Read More

Why Should I Align A Flexible Coupling?

By on September 29, 2011

In a recent training class, a mechanic asked, “Why should I worry about aligning a flexible coupling? I thought the reason we used flexible couplings is because they didn’t have to be aligned.” That’s a great question, and one that deserves an honest answer. Let’s pick a commonly used coupling, and look at its alignment […]

Read More

Is it OK to Undercut Bolts?

By on September 6, 2011

This is probably one of the most common questions we are asked during our alignment training classes. And the best answer might be, “Sometimes, if you must, maybe!” Let me preach on it. Undercutting bolts is a method used to align machines that are bolt bound. A bolt bound condition occurs when the movable machine […]

Read More

Can You Spot the Problem?

By on August 16, 2011

A few months ago, while teaching a shaft alignment training class, a customer asked if we could take a look at a machine that the maintenance group was having trouble assembling.
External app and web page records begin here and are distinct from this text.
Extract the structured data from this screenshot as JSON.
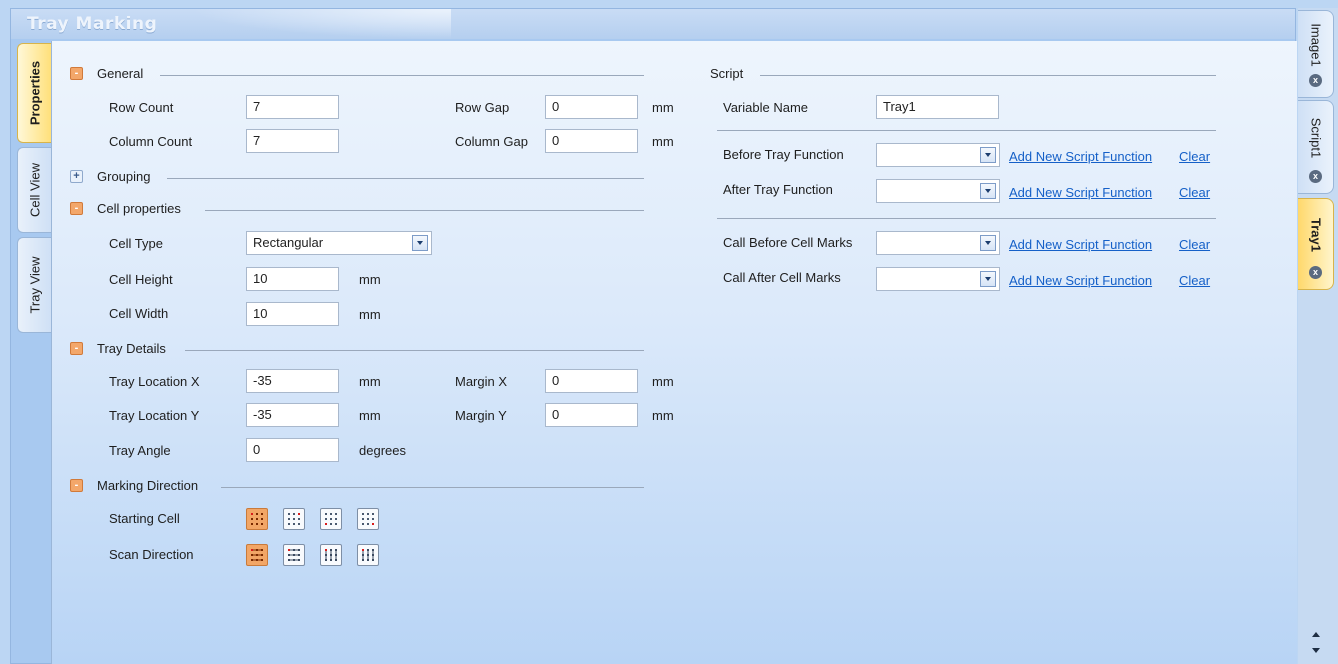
{
  "window": {
    "title": "Tray Marking"
  },
  "left_tabs": [
    "Properties",
    "Cell View",
    "Tray View"
  ],
  "right_tabs": [
    "Image1",
    "Script1",
    "Tray1"
  ],
  "general": {
    "title": "General",
    "row_count_label": "Row Count",
    "row_count": "7",
    "row_gap_label": "Row Gap",
    "row_gap": "0",
    "row_gap_unit": "mm",
    "column_count_label": "Column Count",
    "column_count": "7",
    "column_gap_label": "Column Gap",
    "column_gap": "0",
    "column_gap_unit": "mm"
  },
  "grouping": {
    "title": "Grouping"
  },
  "cell_properties": {
    "title": "Cell properties",
    "cell_type_label": "Cell Type",
    "cell_type": "Rectangular",
    "cell_height_label": "Cell Height",
    "cell_height": "10",
    "cell_height_unit": "mm",
    "cell_width_label": "Cell Width",
    "cell_width": "10",
    "cell_width_unit": "mm"
  },
  "tray_details": {
    "title": "Tray Details",
    "loc_x_label": "Tray Location X",
    "loc_x": "-35",
    "loc_x_unit": "mm",
    "margin_x_label": "Margin X",
    "margin_x": "0",
    "margin_x_unit": "mm",
    "loc_y_label": "Tray Location Y",
    "loc_y": "-35",
    "loc_y_unit": "mm",
    "margin_y_label": "Margin Y",
    "margin_y": "0",
    "margin_y_unit": "mm",
    "angle_label": "Tray Angle",
    "angle": "0",
    "angle_unit": "degrees"
  },
  "marking_direction": {
    "title": "Marking Direction",
    "starting_cell_label": "Starting Cell",
    "scan_direction_label": "Scan Direction"
  },
  "script": {
    "title": "Script",
    "variable_name_label": "Variable Name",
    "variable_name": "Tray1",
    "before_tray_label": "Before Tray Function",
    "after_tray_label": "After Tray Function",
    "before_cell_label": "Call Before Cell Marks",
    "after_cell_label": "Call After Cell Marks",
    "add_link": "Add New Script Function",
    "clear_link": "Clear"
  },
  "icons": {
    "collapse": "-",
    "expand": "+",
    "close": "x"
  },
  "colors": {
    "accent_selected": "#f2a666",
    "link": "#1560c8",
    "active_tab": "#ffe07a"
  }
}
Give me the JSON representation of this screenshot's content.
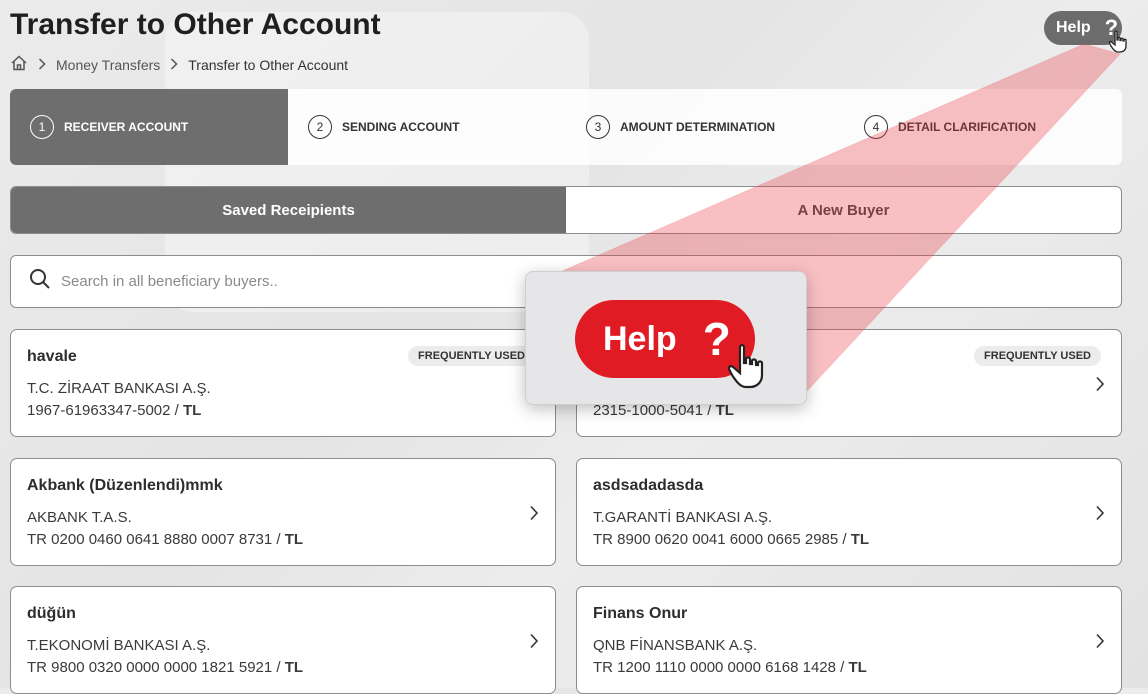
{
  "page": {
    "title": "Transfer to Other Account"
  },
  "breadcrumb": {
    "items": [
      "Money Transfers",
      "Transfer to Other Account"
    ]
  },
  "help": {
    "label": "Help",
    "symbol": "?"
  },
  "steps": [
    {
      "num": "1",
      "label": "RECEIVER ACCOUNT",
      "active": true
    },
    {
      "num": "2",
      "label": "SENDING ACCOUNT"
    },
    {
      "num": "3",
      "label": "AMOUNT DETERMINATION"
    },
    {
      "num": "4",
      "label": "DETAIL CLARIFICATION"
    }
  ],
  "tabs": [
    {
      "label": "Saved Receipients",
      "active": true
    },
    {
      "label": "A New Buyer"
    }
  ],
  "search": {
    "placeholder": "Search in all beneficiary buyers..",
    "value": ""
  },
  "cards": [
    {
      "name": "havale",
      "bank": "T.C. ZİRAAT BANKASI A.Ş.",
      "account": "1967-61963347-5002",
      "currency": "TL",
      "badge": "FREQUENTLY USED"
    },
    {
      "name": "",
      "bank": "",
      "account": "2315-1000-5041",
      "currency": "TL",
      "badge": "FREQUENTLY USED"
    },
    {
      "name": "Akbank (Düzenlendi)mmk",
      "bank": "AKBANK T.A.S.",
      "account": "TR 0200 0460 0641 8880 0007 8731",
      "currency": "TL"
    },
    {
      "name": "asdsadadasda",
      "bank": "T.GARANTİ BANKASI A.Ş.",
      "account": "TR 8900 0620 0041 6000 0665 2985",
      "currency": "TL"
    },
    {
      "name": "düğün",
      "bank": "T.EKONOMİ BANKASI A.Ş.",
      "account": "TR 9800 0320 0000 0000 1821 5921",
      "currency": "TL"
    },
    {
      "name": "Finans Onur",
      "bank": "QNB FİNANSBANK A.Ş.",
      "account": "TR 1200 1110 0000 0000 6168 1428",
      "currency": "TL"
    }
  ],
  "acct_sep": " / ",
  "colors": {
    "accent": "#e01b24",
    "active_gray": "#6e6e6e"
  }
}
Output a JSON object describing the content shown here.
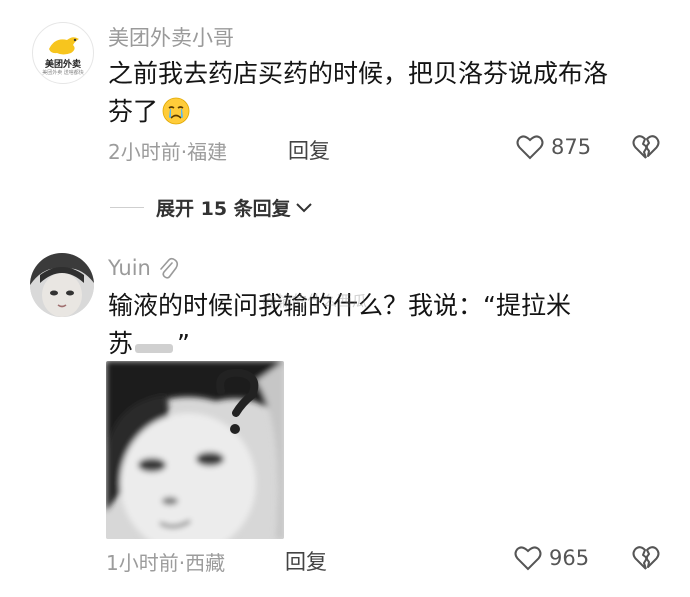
{
  "comments": [
    {
      "username": "美团外卖小哥",
      "avatar_logo_text": "美团外卖",
      "avatar_logo_subtext": "美团外卖 送啥都快",
      "content_line1": "之前我去药店买药的时候，把贝洛芬说成布洛",
      "content_line2": "芬了",
      "emoji_icon": "crying-face-icon",
      "time_location": "2小时前·福建",
      "reply_label": "回复",
      "like_count": "875"
    },
    {
      "username": "Yuin",
      "content_line1": "输液的时候问我输的什么？我说：“提拉米",
      "content_line2": "苏",
      "content_line2_end": "”",
      "watermark": "@输的什么西瓜",
      "time_location": "1小时前·西藏",
      "reply_label": "回复",
      "like_count": "965"
    }
  ],
  "expand": {
    "label": "展开 15 条回复"
  },
  "colors": {
    "logo_bg": "#f7c51e",
    "text": "#141414",
    "muted": "#9c9c9c"
  }
}
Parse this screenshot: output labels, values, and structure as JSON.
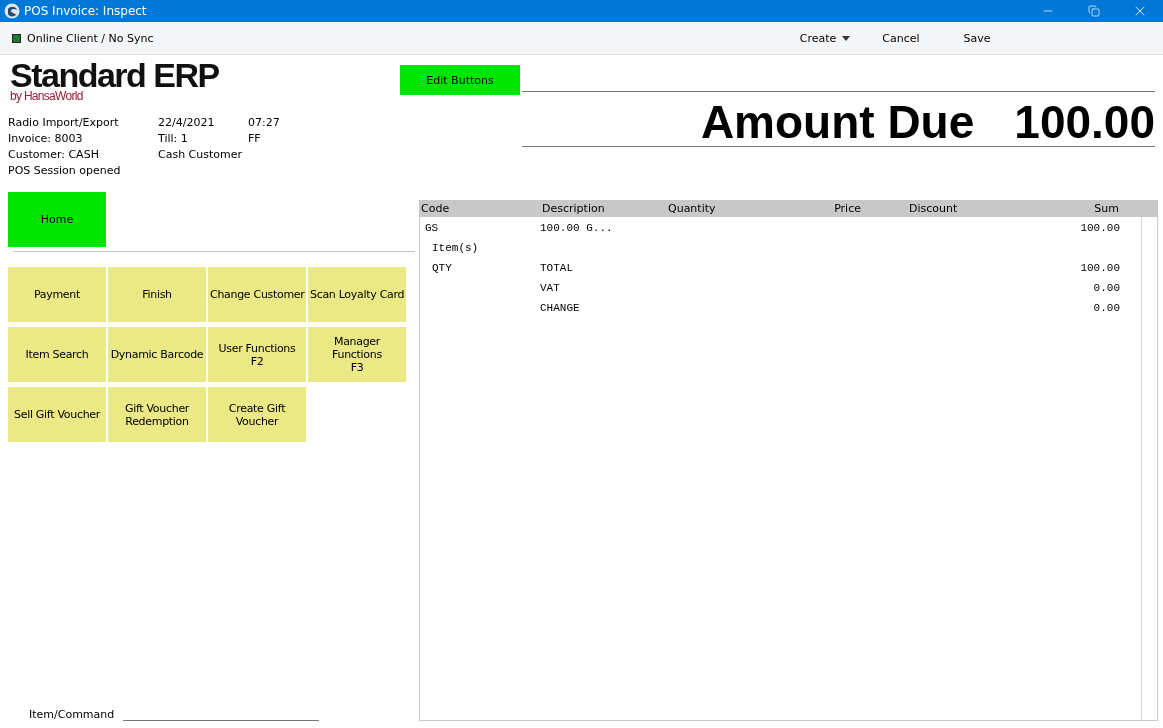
{
  "window": {
    "title": "POS Invoice: Inspect"
  },
  "toolbar": {
    "status": "Online Client / No Sync",
    "actions": [
      {
        "label": "Create",
        "kind": "menu"
      },
      {
        "label": "Cancel",
        "kind": "plain"
      },
      {
        "label": "Save",
        "kind": "plain"
      }
    ]
  },
  "logo": {
    "name": "Standard ERP",
    "byline": "by HansaWorld"
  },
  "info": [
    [
      "Radio Import/Export",
      "22/4/2021",
      "07:27"
    ],
    [
      "Invoice: 8003",
      "Till: 1",
      "FF"
    ],
    [
      "Customer: CASH",
      "Cash Customer"
    ],
    [
      "POS Session opened"
    ]
  ],
  "edit_button": "Edit Buttons",
  "amount": {
    "label": "Amount Due",
    "value": "100.00"
  },
  "home_button": "Home",
  "function_buttons": [
    [
      "Payment"
    ],
    [
      "Finish"
    ],
    [
      "Change Customer"
    ],
    [
      "Scan Loyalty Card"
    ],
    [
      "Item Search"
    ],
    [
      "Dynamic Barcode"
    ],
    [
      "User Functions",
      "F2"
    ],
    [
      "Manager",
      "Functions",
      "F3"
    ],
    [
      "Sell Gift Voucher"
    ],
    [
      "Gift Voucher",
      "Redemption"
    ],
    [
      "Create Gift",
      "Voucher"
    ]
  ],
  "command": {
    "label": "Item/Command"
  },
  "table": {
    "columns": [
      "Code",
      "Description",
      "Quantity",
      "Price",
      "Discount",
      "Sum"
    ],
    "rows": [
      {
        "kind": "line",
        "code": "GS",
        "description": "100.00 G...",
        "sum": "100.00"
      },
      {
        "kind": "note",
        "text": "Item(s)"
      },
      {
        "kind": "line",
        "code": "QTY",
        "description": "TOTAL",
        "sum": "100.00"
      },
      {
        "kind": "line",
        "description": "VAT",
        "sum": "0.00"
      },
      {
        "kind": "line",
        "description": "CHANGE",
        "sum": "0.00"
      }
    ]
  }
}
After a quick inspection, the photo on the right was taken. Do you notice anything unusual? Leave a comment below if you spot it. […]

Read More

The Alignment Triangle

By on August 12, 2011

No, it is not the place where good alignments get lost – never to be seen again! It is a way of thinking about locating machinery feet so that the shafts are in alignment, even when the feet of the moveable machine may be a few thousandths up, down, left, or right of perfect. Shaft alignment […]

Read More

Jacking Bolts

By on July 11, 2011

Jacking bolts provide a smoother, easier way of moving machinery than using pry bars and hammers. Their use will almost always speed up the shaft alignment process, prevent excessive minor moves back and forth, and generally make the task of shaft alignment much more pleasant. So why aren’t they used more often?

Read More

30-Minute Alignments

By on June 20, 2011

One of our trainers recently taught an XA Pro class at a large chemical company in Western Kentucky. Normally, our training classes consist of one day of classroom training, and ½ day of field alignments done by the students. During the field alignment part of the class, the students aligned four overhung pumps, rated between […]

Read More

Pre-alignment Steps Save $$$

By on April 15, 2010

There are many types of tools with which we can perform an accurate shaft alignment. For most of us, laser alignment is considered the most accurate and effective. But shaft alignment can be done with reverse dial indicator sets, or dial indicators and chain-type brackets, or a straightedge, feeler gauge, and an outside caliper. I’ve […]

Read More